3.    Max Kangisser, (South African) internal combustion engines expert, who wet-nursed the prime movers we needed for generating power and moving our equipment.  Undisputed champion in the art of breaking women's hearts.
4.    Ecker, (Israeli). Quietly spoken electrical engineer.
5.    Yoram Boehm. Yeke commanding the stores
6.    Chupchik. Yoram's Man Friday.  Chief antidote to his boss's inflexibility
7.    Miss Rutti-Tutti-Putti-Frutti.  Exquisitely proportioned secretary in Ettenberg's office. Supremely cheeky and invulnerable.
8.    Feigela.  Secretarial factotum in Ettenberg's office. Later became an architect or engineer, I believe.
9.    Reuben Joffe.  Officer in charge of the Radar Dept. at Base HQ in Sarafand.  Alumnus of the SSS* in the South African Army.  Civil engineer who became a radar guru en passant.  Resumed his civil engineering career after the War of Independence.  Served far and wide in Africa, Israel and elsewhere working for Israeli and American construction firms. Wonderfully methodical and competent in all he undertook.  
10.   Jack Segal.  (South African) Doubly qualified engineer in both electrical and mechanical engineering.  Product of the SSS*.  Worked mainly in the radio and radar departments at 505.
11.   Asher Bar Natan. (Israeli)  Suave sabra (not too many of them around).  Adjutant to Ettenberg.  Seemed destined to be a diplomat.  Given the chance would have done a much better job than Netanyahu.
12.   Mike Miller.  (South African)  Top mechanic-cum-electrician in the E&M Dept.  Married one of the Machal girls in the unit.  Moved to California where he was unfortunately killed in a motorbike accident.
13.   Dorothy Jackson.  U.K.  Used to be a senior officer in the RAF radar operator network.  Her fiancé was killed in air combat in Israel.
14.   Max Barlin. (South African) Radar specialist from the SSS*.  Left Israel to become an architect in South Africa.
15.   Maurice Ostroff. (South African)  Motor-biking radar guru from the SSS*, where else.
16.   Syd Suttner.(South African)  Electrical engineer from S.A. SSS* Alumnus.  Had the brainwave of prime-moving some electrical motors we had acquired, so converting them into much-needed power generators for our radar stations.

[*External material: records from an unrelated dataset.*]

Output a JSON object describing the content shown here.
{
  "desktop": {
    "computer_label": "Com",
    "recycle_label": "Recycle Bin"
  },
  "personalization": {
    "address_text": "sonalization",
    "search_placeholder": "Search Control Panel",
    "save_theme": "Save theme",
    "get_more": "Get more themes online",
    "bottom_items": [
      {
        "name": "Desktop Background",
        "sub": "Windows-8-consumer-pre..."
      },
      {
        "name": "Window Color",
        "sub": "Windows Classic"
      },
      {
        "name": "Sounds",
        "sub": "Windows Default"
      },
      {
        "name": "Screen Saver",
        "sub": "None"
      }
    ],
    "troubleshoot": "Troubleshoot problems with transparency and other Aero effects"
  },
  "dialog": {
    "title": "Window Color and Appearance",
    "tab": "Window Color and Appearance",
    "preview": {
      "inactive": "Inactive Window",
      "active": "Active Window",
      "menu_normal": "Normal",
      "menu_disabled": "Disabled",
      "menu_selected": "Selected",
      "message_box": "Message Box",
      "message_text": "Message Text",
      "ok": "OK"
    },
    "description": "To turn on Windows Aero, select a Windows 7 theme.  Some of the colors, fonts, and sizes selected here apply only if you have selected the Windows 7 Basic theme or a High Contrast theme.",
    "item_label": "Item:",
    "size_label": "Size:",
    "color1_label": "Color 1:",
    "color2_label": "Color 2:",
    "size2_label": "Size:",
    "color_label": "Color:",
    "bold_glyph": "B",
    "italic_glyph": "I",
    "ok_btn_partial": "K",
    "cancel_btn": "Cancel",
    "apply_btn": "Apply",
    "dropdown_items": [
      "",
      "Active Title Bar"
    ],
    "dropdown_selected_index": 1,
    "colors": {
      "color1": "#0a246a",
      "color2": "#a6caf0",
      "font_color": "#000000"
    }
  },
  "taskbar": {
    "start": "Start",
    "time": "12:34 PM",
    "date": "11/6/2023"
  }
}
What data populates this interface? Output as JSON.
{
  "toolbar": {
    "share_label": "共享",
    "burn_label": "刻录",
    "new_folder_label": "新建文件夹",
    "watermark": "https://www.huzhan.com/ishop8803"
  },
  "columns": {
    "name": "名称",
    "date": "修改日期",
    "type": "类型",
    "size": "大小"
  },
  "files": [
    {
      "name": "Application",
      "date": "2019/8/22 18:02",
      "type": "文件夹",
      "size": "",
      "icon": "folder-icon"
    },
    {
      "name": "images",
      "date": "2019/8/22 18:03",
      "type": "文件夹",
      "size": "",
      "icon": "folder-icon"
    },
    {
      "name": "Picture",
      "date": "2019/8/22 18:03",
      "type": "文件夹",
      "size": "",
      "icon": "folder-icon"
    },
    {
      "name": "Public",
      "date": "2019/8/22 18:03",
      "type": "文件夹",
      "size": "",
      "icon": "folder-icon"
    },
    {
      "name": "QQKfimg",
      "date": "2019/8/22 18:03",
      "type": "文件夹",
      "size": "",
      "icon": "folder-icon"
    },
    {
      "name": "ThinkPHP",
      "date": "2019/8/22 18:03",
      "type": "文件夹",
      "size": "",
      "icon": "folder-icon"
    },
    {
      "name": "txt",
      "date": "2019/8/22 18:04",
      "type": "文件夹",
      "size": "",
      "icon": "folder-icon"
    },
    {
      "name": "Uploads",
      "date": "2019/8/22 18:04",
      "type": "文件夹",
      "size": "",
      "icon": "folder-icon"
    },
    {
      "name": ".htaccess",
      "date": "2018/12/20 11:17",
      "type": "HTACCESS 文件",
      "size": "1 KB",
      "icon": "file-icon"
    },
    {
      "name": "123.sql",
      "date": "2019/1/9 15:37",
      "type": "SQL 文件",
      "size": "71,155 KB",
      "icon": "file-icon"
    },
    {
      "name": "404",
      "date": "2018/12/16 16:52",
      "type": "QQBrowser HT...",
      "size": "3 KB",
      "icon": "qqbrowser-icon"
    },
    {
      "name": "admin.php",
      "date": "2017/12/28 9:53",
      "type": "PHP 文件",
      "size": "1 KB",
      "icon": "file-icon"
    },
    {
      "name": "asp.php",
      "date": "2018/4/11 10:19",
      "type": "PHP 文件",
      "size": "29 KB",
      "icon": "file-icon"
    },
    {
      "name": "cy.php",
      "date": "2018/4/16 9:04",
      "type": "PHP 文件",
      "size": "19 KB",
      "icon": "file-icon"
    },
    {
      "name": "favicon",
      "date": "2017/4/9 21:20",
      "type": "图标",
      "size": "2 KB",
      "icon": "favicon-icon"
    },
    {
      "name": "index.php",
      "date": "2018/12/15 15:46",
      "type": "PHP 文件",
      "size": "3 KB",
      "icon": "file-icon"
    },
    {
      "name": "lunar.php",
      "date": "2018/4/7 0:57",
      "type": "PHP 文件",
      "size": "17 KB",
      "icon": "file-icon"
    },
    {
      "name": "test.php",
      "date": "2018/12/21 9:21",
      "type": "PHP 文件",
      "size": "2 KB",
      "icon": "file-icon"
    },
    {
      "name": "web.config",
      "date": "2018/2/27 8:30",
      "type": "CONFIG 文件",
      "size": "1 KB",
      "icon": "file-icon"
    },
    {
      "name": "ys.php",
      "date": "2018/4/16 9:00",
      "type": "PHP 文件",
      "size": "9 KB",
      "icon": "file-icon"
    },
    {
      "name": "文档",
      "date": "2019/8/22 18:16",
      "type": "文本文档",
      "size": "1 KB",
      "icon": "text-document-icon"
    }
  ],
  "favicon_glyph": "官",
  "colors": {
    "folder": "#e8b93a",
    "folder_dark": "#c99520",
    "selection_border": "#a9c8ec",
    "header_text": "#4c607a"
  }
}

With the aid of these and many other talents both Israeli and from abroad, the foe was thrust back and the Squadron firmly established, only it seems now to lapse into never-never land and be forgotten by a fleetingly grateful Israeli public.

SSS*  Special Signals Service